MXit is decrying media reports that it says misuse its name in what is believes is a trend to sensationalise headlines. The social networking player, which has 15-million global users, is taking legal counsel about whether recent reports are a breack of the South African Press Code, or even defamation.

The company says that misleading and inaccurate use of its name on reports across various media – television, radio, print and online – are of concern.
Recently, MXit's name came up in relation to a teenager who went missing for 48 hours. Her parents reported that the girl may have met someone on MXit, who could be involved in her disappearance.
MXit contends that, although the case is being investigated, there is no proof that a conversation with an unknown person on MXit led to the girl’s disappearance.
“We cannot condone this behaviour or attack on our brand and are simply calling on the media to be accurate in their reporting and headlining of stories," says MXit's international marketing manager Juan du Toit. "MXit is not the problem.  We offer a system that allows people to communicate at a fraction of the cost of sending SMS or voice calls.  Our users send approximately 35 000 messages per second during peak times and the MXit community visits our platform more than 20 million times a day.

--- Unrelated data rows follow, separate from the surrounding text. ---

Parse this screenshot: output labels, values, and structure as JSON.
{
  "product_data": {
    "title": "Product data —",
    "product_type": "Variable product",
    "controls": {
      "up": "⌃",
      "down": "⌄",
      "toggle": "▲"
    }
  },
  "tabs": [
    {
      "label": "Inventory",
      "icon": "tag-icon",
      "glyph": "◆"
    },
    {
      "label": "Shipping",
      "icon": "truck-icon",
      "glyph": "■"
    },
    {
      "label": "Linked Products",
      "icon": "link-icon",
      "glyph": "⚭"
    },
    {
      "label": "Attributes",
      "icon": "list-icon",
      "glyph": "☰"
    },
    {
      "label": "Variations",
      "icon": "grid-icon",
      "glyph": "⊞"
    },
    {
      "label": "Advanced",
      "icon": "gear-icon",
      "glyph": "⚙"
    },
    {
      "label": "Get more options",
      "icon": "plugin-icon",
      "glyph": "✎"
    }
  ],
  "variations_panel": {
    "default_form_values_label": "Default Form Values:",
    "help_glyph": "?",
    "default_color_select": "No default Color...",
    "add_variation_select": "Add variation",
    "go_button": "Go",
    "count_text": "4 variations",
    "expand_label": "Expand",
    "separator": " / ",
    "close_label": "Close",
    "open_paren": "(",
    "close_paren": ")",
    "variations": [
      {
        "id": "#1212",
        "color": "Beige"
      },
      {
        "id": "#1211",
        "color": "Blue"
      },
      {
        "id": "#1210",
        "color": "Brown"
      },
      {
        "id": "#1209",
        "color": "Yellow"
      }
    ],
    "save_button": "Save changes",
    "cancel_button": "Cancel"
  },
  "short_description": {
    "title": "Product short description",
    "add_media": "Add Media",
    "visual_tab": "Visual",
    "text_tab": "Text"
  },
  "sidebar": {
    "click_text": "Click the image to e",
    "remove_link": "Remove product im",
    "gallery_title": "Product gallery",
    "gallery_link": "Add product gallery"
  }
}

"Even if it does emerge that she accepted a friend request from a stranger, it is not fair to condemn a technology of close to 15-million users for bad choices made by one user."
MXit has responded with a strongly-worded message to its community spelling out its position and condemning some news reports.
“We take great care in ensuring that our users are consistently warned to use our network responsibly, to only accept contacts from people that they know and to never reveal their personal information,” says Du Toit.
In addition to strict security measures for its users, MXit has also developed guidelines to help empower parents.
“We offer a technology that allows users to communicate in a secure and inexpensive way," he adds. "Although we understand that technology is sometimes difficult for parents to understand, we believe that they need to take responsibility for teaching their teenagers how to engage responsibly on all communications platform.
"We have a chat room blocking feature that allows parents to shut down the chat room capability if they believe their teens are interacting inappropriately."